“Each project required lots of creativity and flexibility; each changed from the time the Petaluma Health Center and I carved the projects together, to when they were launched. It was exciting to see how each team rose to the challenge, and come up with designs and deliverables I couldn't have thought of myself,” stated Dr. Anamary Leal about her class.
The Science 220 class has been participating in service-learning since it’s creation. Dr. Leal recognizes that the COVID pandemic has made her usual strategies difficult. So in the spring 2021 semester, her class partnered with the Petaluma Health Center (PHC) to help the community fight COVID. PHC conducted vaccine clinics for their patients at the SRJC Petaluma campus but discovered barriers and challenges in getting some of their patients vaccinated. Dr. Leal’s class was ready to find ways to break those barriers and help PCH educate the community.
One group identified the following problem: People are afraid of the vaccine, they are unsure of the long-term side effects, and they are unsure how or where to get the vaccine. To combat these concerns the group decided to go with a “Super Hero” theme to address fears around the vaccine. They used the fresh and innovative approach of Snapchat filters to communicate to patients that they are doing their part (by getting vaccinated) for the community. There were some challenges and Dr. Leal noted that using SnapChat in this way was new to her.
Another group was tasked with showcasing data in a creative way for the staff. The team made a poster that was designed to make the workers of the health center feel proud of the great service they have provided to the community. The team indicated that this poster would be displayed in the staff office.
Kimberly Keller, Director of Business Operations at PCH had this to say about the projects: “I had a wonderful time working with the students. The projects are imaginative and beautiful. I’m thankful that we’re able to share vaccine success stories and information with our community in such a unique way!”

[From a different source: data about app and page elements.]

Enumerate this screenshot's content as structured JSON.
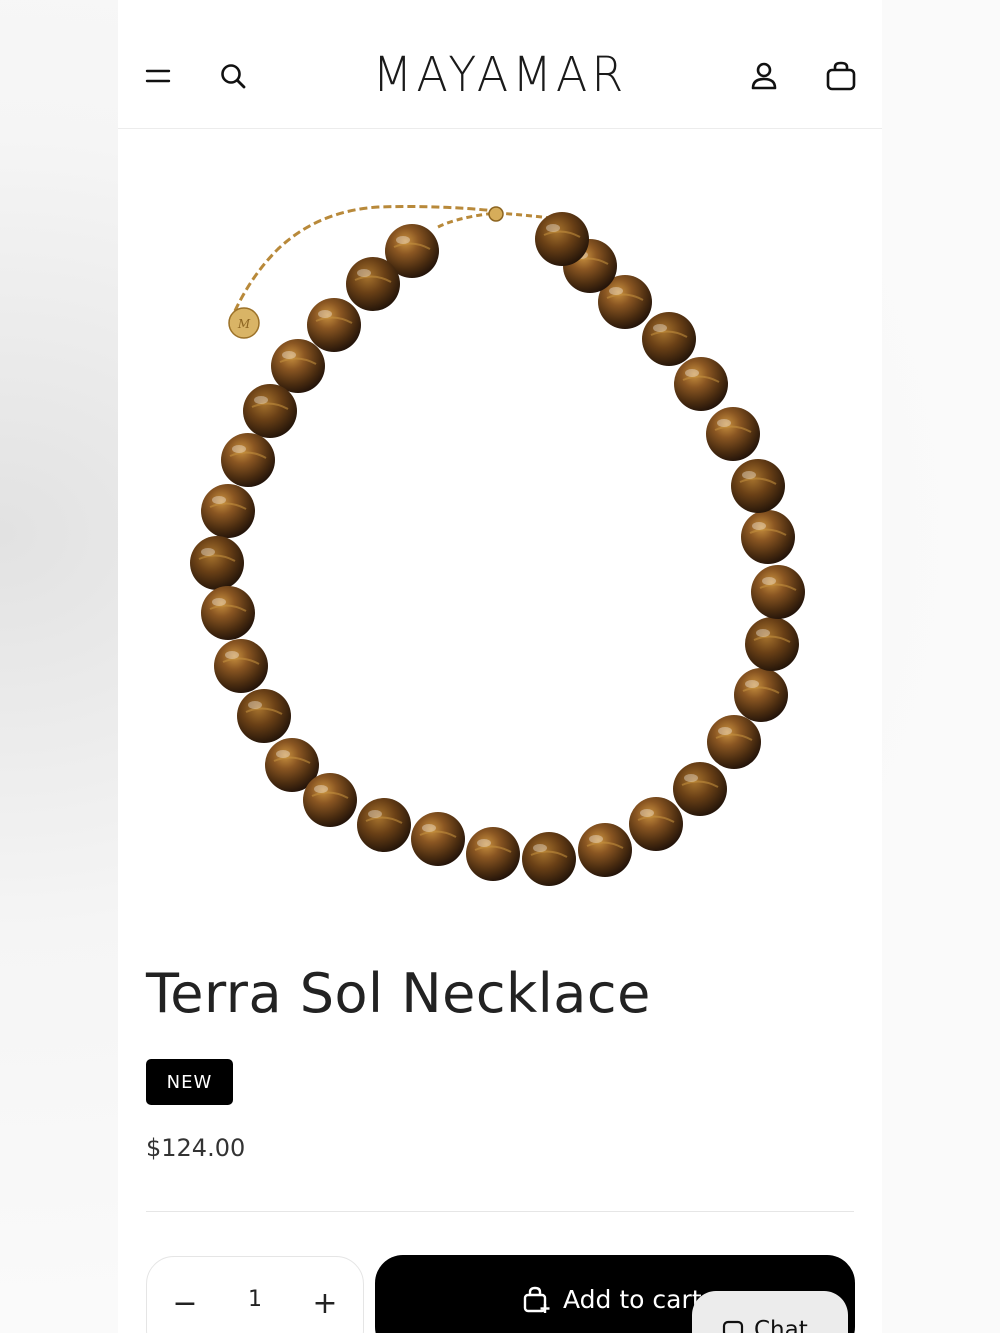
{
  "header": {
    "logo": "MAYAMAR",
    "icons": [
      "menu-icon",
      "search-icon",
      "account-icon",
      "cart-icon"
    ]
  },
  "product": {
    "title": "Terra Sol Necklace",
    "badge": "NEW",
    "price": "$124.00"
  },
  "purchase": {
    "quantity": "1",
    "minus_label": "−",
    "plus_label": "+",
    "add_to_cart_label": "Add to cart"
  },
  "chat": {
    "label": "Chat"
  },
  "colors": {
    "bead_dark": "#3b240f",
    "bead_mid": "#7a4b1c",
    "bead_light": "#b07a34",
    "chain_gold": "#b88a3a",
    "button_black": "#000000"
  }
}
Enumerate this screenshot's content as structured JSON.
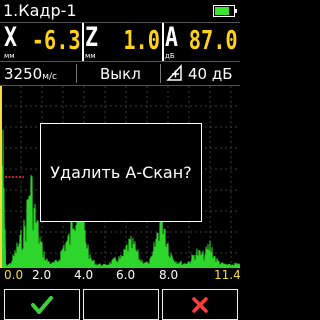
{
  "window": {
    "title": "1.Кадр-1",
    "battery_icon": "battery-icon",
    "battery_level": 0.8
  },
  "readings": {
    "x": {
      "letter": "X",
      "unit": "мм",
      "value": "-6.3"
    },
    "z": {
      "letter": "Z",
      "unit": "мм",
      "value": "1.0"
    },
    "a": {
      "letter": "A",
      "unit": "дБ",
      "value": "87.0"
    }
  },
  "params": {
    "velocity_value": "3250",
    "velocity_unit": "м/с",
    "mode": "Выкл",
    "gain_icon": "gain-icon",
    "gain": "40 дБ"
  },
  "axis_ticks": [
    "0.0",
    "2.0",
    "4.0",
    "6.0",
    "8.0",
    "11.4"
  ],
  "dialog": {
    "message": "Удалить А-Скан?"
  },
  "softkeys": {
    "confirm_icon": "check-icon",
    "cancel_icon": "cross-icon"
  },
  "colors": {
    "signal": "#2ed52a",
    "values": "#ffd21a",
    "gate": "#ff3030",
    "accent_axis": "#f5dc3c"
  }
}
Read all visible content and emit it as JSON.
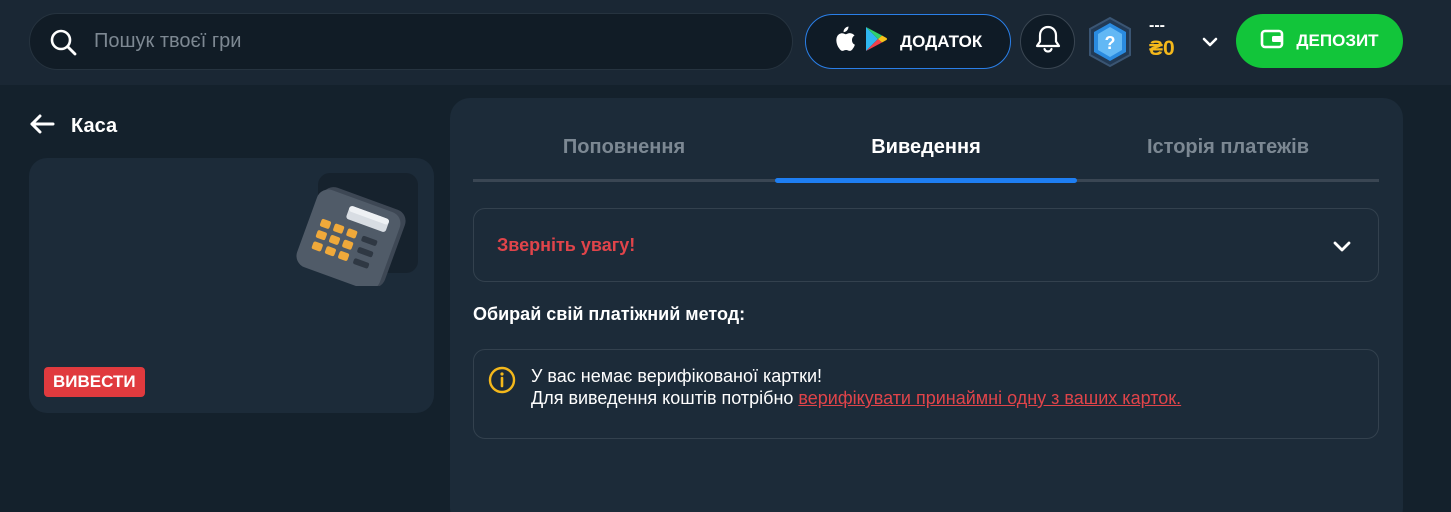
{
  "header": {
    "search_placeholder": "Пошук твоєї гри",
    "app_button_label": "ДОДАТОК",
    "user_name": "---",
    "balance": "₴0",
    "deposit_label": "ДЕПОЗИТ",
    "rank_badge_symbol": "?"
  },
  "sidebar": {
    "back_title": "Каса",
    "card_badge": "ВИВЕСТИ"
  },
  "main": {
    "tabs": [
      {
        "label": "Поповнення",
        "active": false
      },
      {
        "label": "Виведення",
        "active": true
      },
      {
        "label": "Історія платежів",
        "active": false
      }
    ],
    "attention_label": "Зверніть увагу!",
    "choose_method_label": "Обирай свій платіжний метод:",
    "warning": {
      "line1": "У вас немає верифікованої картки!",
      "line2_prefix": "Для виведення коштів потрібно ",
      "line2_link": "верифікувати принаймні одну з ваших карток."
    }
  },
  "colors": {
    "accent_blue": "#1e7ef2",
    "deposit_green": "#12c53a",
    "alert_red": "#e0444a",
    "balance_gold": "#f4b81b"
  }
}
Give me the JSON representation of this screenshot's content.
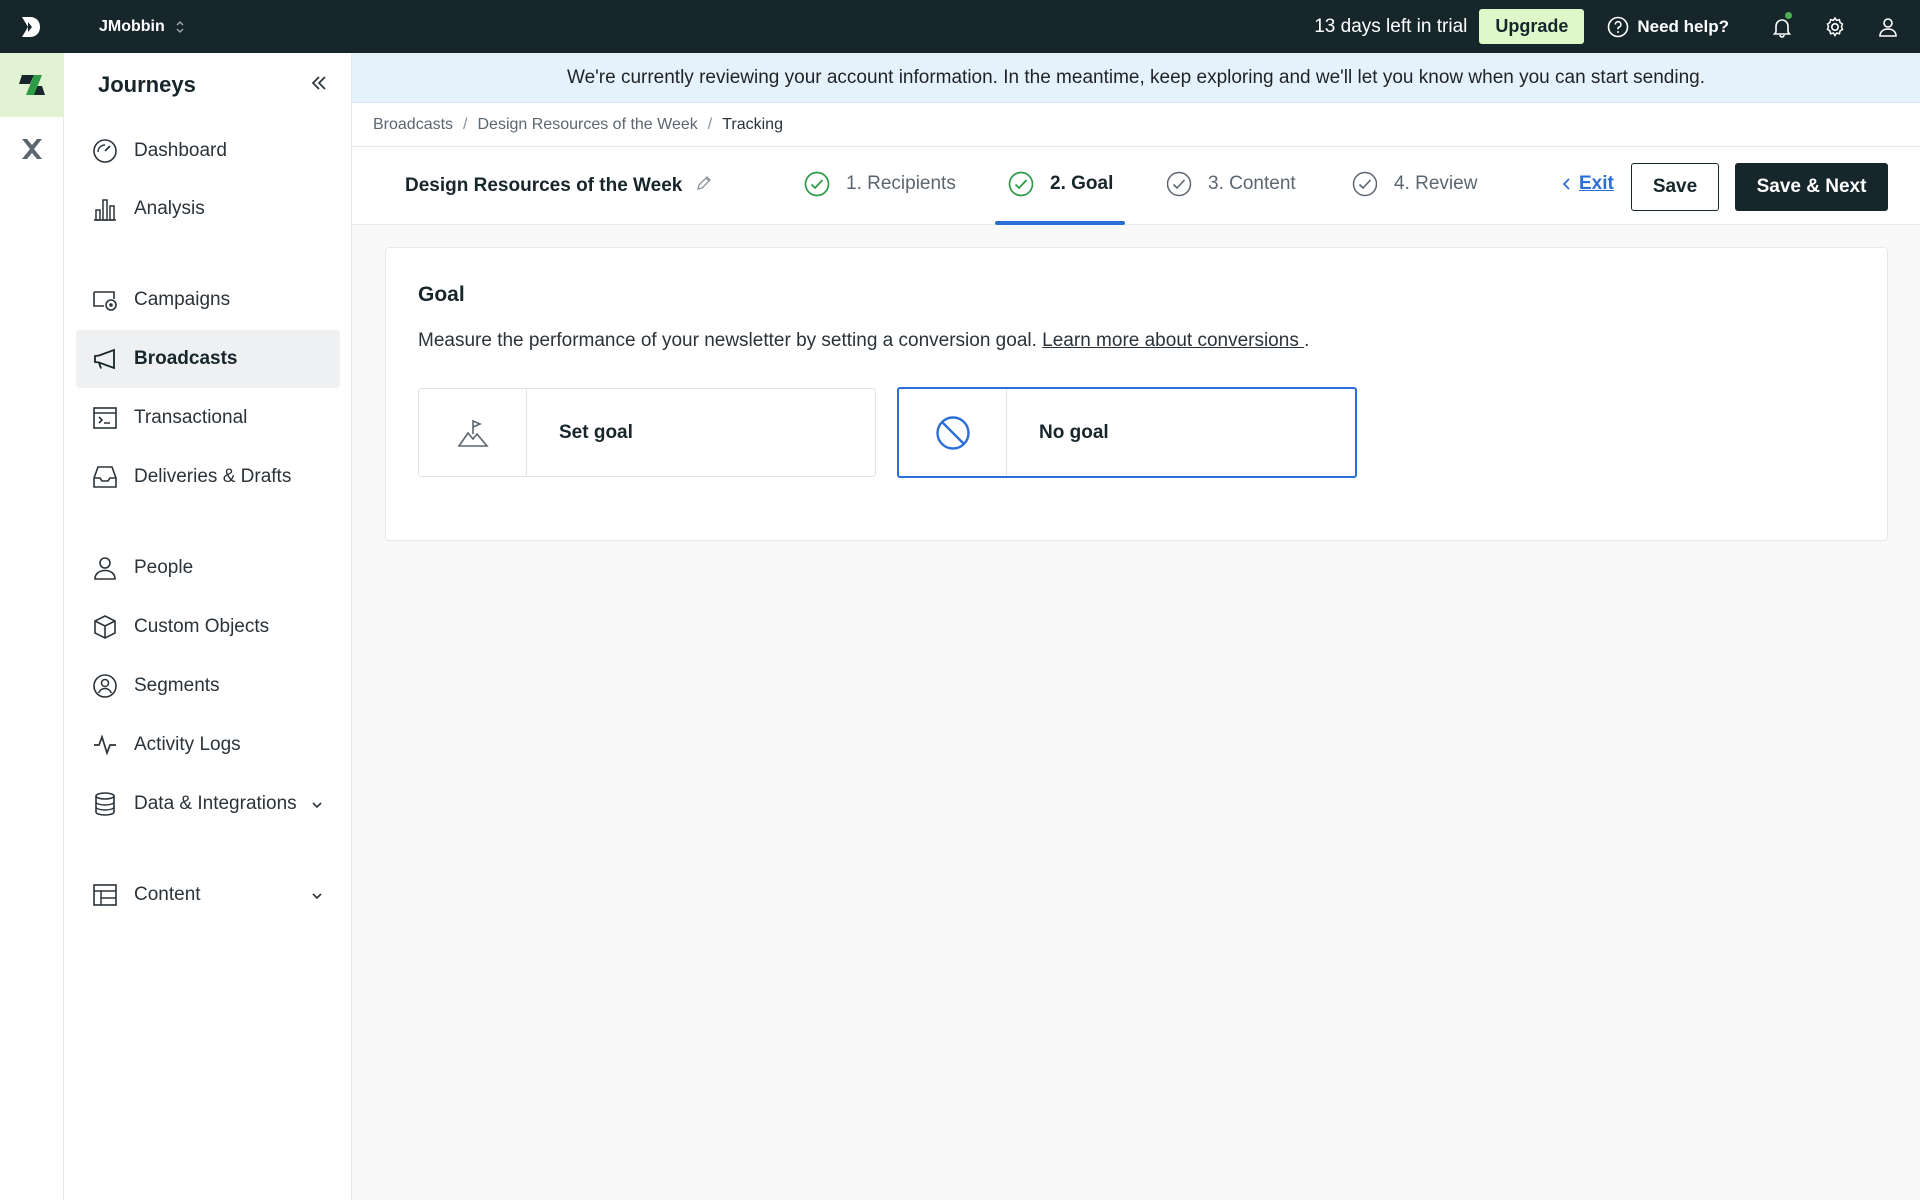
{
  "topbar": {
    "workspace": "JMobbin",
    "trial_text": "13 days left in trial",
    "upgrade_label": "Upgrade",
    "help_label": "Need help?"
  },
  "sidebar": {
    "title": "Journeys",
    "items": [
      {
        "label": "Dashboard",
        "icon": "dashboard-icon"
      },
      {
        "label": "Analysis",
        "icon": "bar-chart-icon"
      },
      {
        "label": "Campaigns",
        "icon": "campaigns-icon"
      },
      {
        "label": "Broadcasts",
        "icon": "megaphone-icon",
        "active": true
      },
      {
        "label": "Transactional",
        "icon": "terminal-icon"
      },
      {
        "label": "Deliveries & Drafts",
        "icon": "inbox-icon"
      },
      {
        "label": "People",
        "icon": "person-icon"
      },
      {
        "label": "Custom Objects",
        "icon": "cube-icon"
      },
      {
        "label": "Segments",
        "icon": "segments-icon"
      },
      {
        "label": "Activity Logs",
        "icon": "activity-icon"
      },
      {
        "label": "Data & Integrations",
        "icon": "database-icon"
      },
      {
        "label": "Content",
        "icon": "layout-icon"
      }
    ]
  },
  "banner": {
    "text": "We're currently reviewing your account information. In the meantime, keep exploring and we'll let you know when you can start sending."
  },
  "breadcrumb": [
    "Broadcasts",
    "Design Resources of the Week",
    "Tracking"
  ],
  "stepbar": {
    "title": "Design Resources of the Week",
    "steps": [
      "1. Recipients",
      "2. Goal",
      "3. Content",
      "4. Review"
    ],
    "active_step": "2. Goal",
    "exit_label": "Exit",
    "save_label": "Save",
    "save_next_label": "Save & Next"
  },
  "goal": {
    "title": "Goal",
    "description": "Measure the performance of your newsletter by setting a conversion goal.",
    "link_text": "Learn more about conversions ",
    "link_suffix": ".",
    "options": [
      {
        "label": "Set goal",
        "icon": "mountain-flag-icon",
        "selected": false
      },
      {
        "label": "No goal",
        "icon": "prohibited-icon",
        "selected": true
      }
    ]
  },
  "colors": {
    "topbar": "#17262b",
    "accent": "#2b6fd6",
    "upgrade": "#dff7c9",
    "success": "#2e9b47"
  }
}
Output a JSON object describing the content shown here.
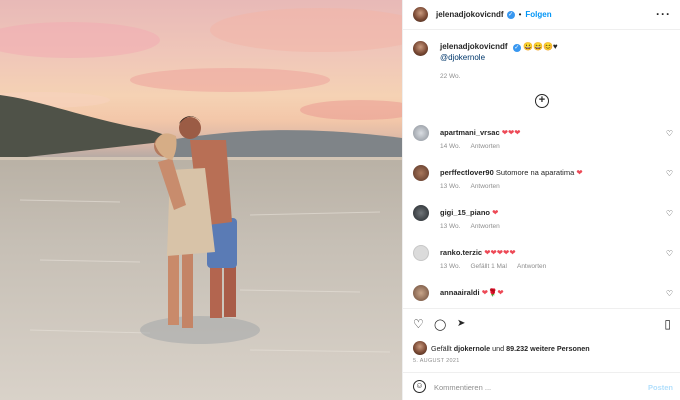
{
  "post": {
    "username": "jelenadjokovicndf",
    "verified_mark": "✓",
    "separator": "•",
    "follow_label": "Folgen",
    "more_label": "···"
  },
  "caption": {
    "username": "jelenadjokovicndf",
    "verified_mark": "✓",
    "emojis": "😀😄😊♥",
    "mention": "@djokernole",
    "time": "22 Wo."
  },
  "add_button": "+",
  "comments": [
    {
      "username": "apartmani_vrsac",
      "text": "",
      "hearts": "❤❤❤",
      "time": "14 Wo.",
      "reply": "Antworten",
      "likes": ""
    },
    {
      "username": "perffectlover90",
      "text": "Sutomore na aparatima",
      "hearts": "❤",
      "time": "13 Wo.",
      "reply": "Antworten",
      "likes": ""
    },
    {
      "username": "gigi_15_piano",
      "text": "",
      "hearts": "❤",
      "time": "13 Wo.",
      "reply": "Antworten",
      "likes": ""
    },
    {
      "username": "ranko.terzic",
      "text": "",
      "hearts": "❤❤❤❤❤",
      "time": "13 Wo.",
      "reply": "Antworten",
      "likes": "Gefällt 1 Mal"
    },
    {
      "username": "annaairaldi",
      "text": "",
      "hearts": "❤🌹❤",
      "time": "",
      "reply": "",
      "likes": ""
    }
  ],
  "comment_like_icon": "♡",
  "actions": {
    "like_icon": "♡",
    "comment_icon": "◯",
    "share_icon": "➤",
    "save_icon": "▯"
  },
  "likes": {
    "prefix": "Gefällt",
    "user": "djokernole",
    "middle": "und",
    "count": "89.232 weitere Personen"
  },
  "date": "5. AUGUST 2021",
  "add_comment": {
    "emoji_icon": "☺",
    "placeholder": "Kommentieren ...",
    "post_label": "Posten"
  }
}
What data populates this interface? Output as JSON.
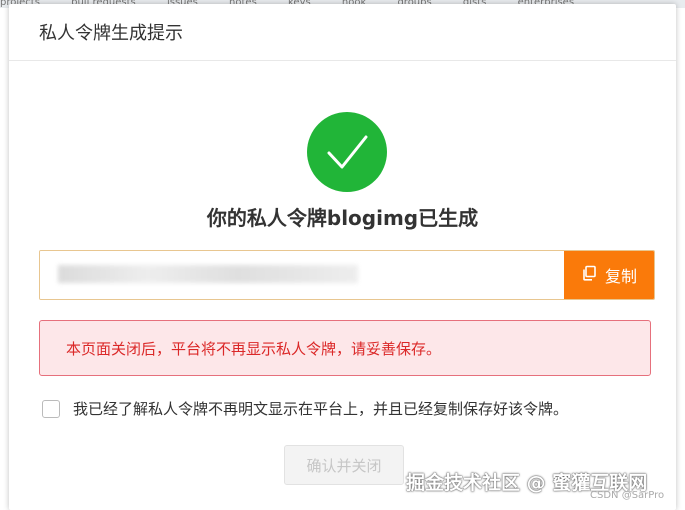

Dr. Leal elaborated about the class in general: “This SCI 220 will always be unique and special because the activities were all remote; the pandemic gave us opportunities to teach new skills that were not taught in prior course iterations. In a pandemic, without access to fancy big machines commonly thought of in maker spaces, we got a chance to but it gave us great opportunities to incorporate new skills like embroidery, knitting, crocheting, and sewable electronics (during the fall semester). It was such a great opportunity to see students flourish in skills they have never tried before! Some students have reported how calming it was to practice these skills in these hectic times.”
Overall, the presentations and the products introduced were original and contemporary. The use of technology and thinking outside of the box was evident especially when students talked about placing their product on other platforms and talking about things like augmented reality. I was very impressed with their ingenuity. The students worked within the confines of the pandemic and came up with solutions that the community partner could implement at the vaccination site and at the health center; that was the ultimate goal.